Problem details: From the listing below, pull out every line where the string "label" appears.
--- --- ---
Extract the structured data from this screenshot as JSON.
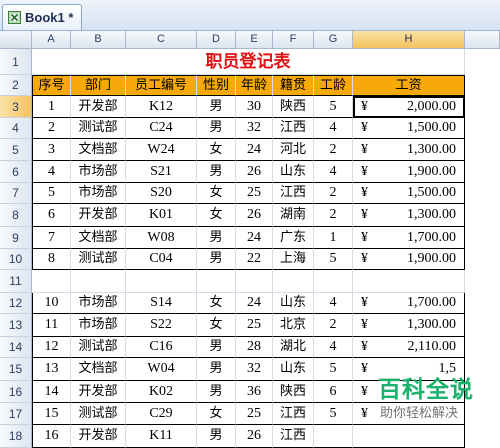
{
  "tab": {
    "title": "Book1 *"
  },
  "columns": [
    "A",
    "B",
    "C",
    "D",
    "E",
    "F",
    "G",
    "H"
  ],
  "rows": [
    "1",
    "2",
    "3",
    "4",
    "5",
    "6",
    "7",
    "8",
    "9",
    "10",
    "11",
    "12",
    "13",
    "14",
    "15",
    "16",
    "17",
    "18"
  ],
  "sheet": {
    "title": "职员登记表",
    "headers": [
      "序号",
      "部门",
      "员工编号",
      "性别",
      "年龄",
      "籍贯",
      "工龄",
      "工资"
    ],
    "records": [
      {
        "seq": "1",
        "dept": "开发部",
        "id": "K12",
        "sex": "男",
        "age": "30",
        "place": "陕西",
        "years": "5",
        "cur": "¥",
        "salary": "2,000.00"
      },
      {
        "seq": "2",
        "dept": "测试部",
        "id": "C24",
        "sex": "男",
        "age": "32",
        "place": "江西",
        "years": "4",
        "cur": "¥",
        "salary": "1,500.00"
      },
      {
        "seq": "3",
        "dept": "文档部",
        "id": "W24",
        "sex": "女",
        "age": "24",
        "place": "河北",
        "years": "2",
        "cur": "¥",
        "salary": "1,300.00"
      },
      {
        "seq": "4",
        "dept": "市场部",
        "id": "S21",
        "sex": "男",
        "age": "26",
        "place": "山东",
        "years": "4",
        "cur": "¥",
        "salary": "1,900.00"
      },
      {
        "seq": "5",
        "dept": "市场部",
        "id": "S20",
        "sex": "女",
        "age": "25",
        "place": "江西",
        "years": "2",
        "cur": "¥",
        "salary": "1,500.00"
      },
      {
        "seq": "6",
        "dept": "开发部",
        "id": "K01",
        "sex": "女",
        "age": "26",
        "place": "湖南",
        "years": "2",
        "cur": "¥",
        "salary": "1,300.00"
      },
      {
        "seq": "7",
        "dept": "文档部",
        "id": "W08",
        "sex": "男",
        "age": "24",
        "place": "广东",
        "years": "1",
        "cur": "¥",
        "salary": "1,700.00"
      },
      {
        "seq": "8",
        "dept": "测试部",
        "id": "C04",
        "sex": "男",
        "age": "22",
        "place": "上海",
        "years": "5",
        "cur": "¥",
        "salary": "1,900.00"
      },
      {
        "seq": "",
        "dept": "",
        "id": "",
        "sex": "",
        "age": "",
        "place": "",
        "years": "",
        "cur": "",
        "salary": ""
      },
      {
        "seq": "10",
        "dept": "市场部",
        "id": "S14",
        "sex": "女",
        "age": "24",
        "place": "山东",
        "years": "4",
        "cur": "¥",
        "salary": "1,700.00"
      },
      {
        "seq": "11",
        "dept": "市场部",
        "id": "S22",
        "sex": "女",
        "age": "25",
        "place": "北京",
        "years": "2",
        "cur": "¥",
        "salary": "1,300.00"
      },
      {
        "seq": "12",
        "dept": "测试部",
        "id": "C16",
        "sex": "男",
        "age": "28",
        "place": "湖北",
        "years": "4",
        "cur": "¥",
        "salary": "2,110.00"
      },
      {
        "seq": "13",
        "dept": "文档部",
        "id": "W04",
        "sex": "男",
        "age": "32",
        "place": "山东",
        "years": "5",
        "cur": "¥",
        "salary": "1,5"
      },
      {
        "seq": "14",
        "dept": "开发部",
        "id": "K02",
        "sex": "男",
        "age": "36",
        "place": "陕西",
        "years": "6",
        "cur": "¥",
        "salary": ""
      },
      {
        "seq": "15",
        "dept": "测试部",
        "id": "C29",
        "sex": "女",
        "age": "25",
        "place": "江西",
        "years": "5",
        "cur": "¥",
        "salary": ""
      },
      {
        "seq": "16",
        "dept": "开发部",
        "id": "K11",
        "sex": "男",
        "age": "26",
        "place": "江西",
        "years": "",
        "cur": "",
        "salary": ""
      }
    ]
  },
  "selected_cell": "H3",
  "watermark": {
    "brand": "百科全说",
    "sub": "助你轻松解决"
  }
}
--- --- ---
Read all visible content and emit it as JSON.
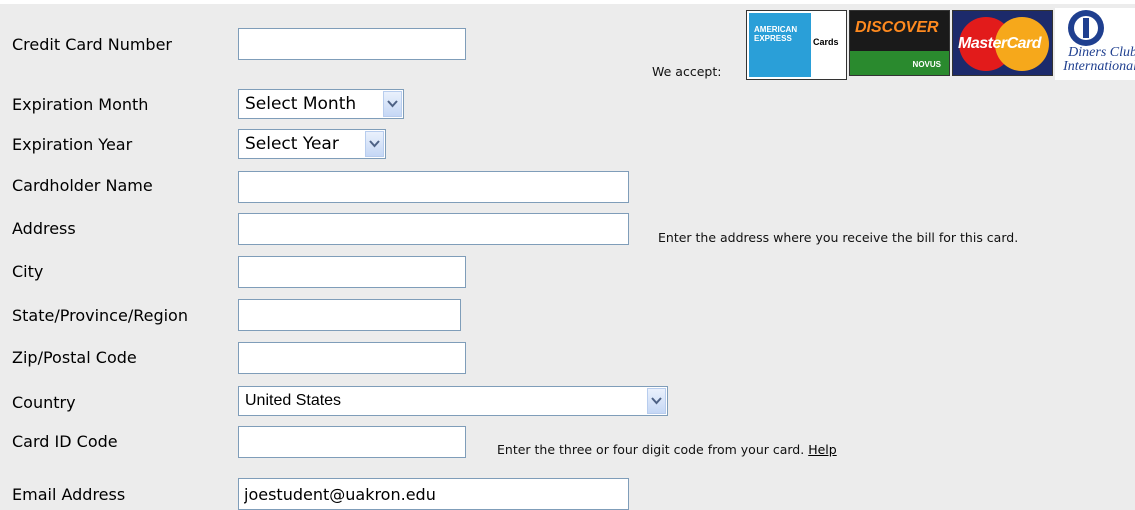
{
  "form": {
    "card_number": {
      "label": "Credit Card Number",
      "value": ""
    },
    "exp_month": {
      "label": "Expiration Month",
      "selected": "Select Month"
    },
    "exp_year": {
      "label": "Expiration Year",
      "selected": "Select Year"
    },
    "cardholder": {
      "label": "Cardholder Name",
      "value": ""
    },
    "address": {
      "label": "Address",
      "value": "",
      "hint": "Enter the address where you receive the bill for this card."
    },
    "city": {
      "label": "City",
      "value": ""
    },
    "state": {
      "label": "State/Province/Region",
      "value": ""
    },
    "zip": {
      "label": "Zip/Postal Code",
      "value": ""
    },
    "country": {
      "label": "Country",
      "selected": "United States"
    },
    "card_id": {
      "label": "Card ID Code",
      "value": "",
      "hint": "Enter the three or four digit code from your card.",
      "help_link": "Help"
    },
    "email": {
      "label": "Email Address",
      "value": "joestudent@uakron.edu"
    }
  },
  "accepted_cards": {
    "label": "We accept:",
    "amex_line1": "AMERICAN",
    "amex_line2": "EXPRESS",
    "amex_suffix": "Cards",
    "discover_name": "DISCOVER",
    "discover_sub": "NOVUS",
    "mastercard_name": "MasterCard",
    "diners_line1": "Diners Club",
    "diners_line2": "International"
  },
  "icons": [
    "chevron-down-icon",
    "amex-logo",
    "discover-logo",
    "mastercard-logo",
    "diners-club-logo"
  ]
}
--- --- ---
The answer:
      "label": "Credit Card Number",
      "label": "Expiration Month",
      "label": "Expiration Year",
      "label": "Cardholder Name",
      "label": "Address",
      "label": "City",
      "label": "State/Province/Region",
      "label": "Zip/Postal Code",
      "label": "Country",
      "label": "Card ID Code",
      "label": "Email Address",
    "label": "We accept:",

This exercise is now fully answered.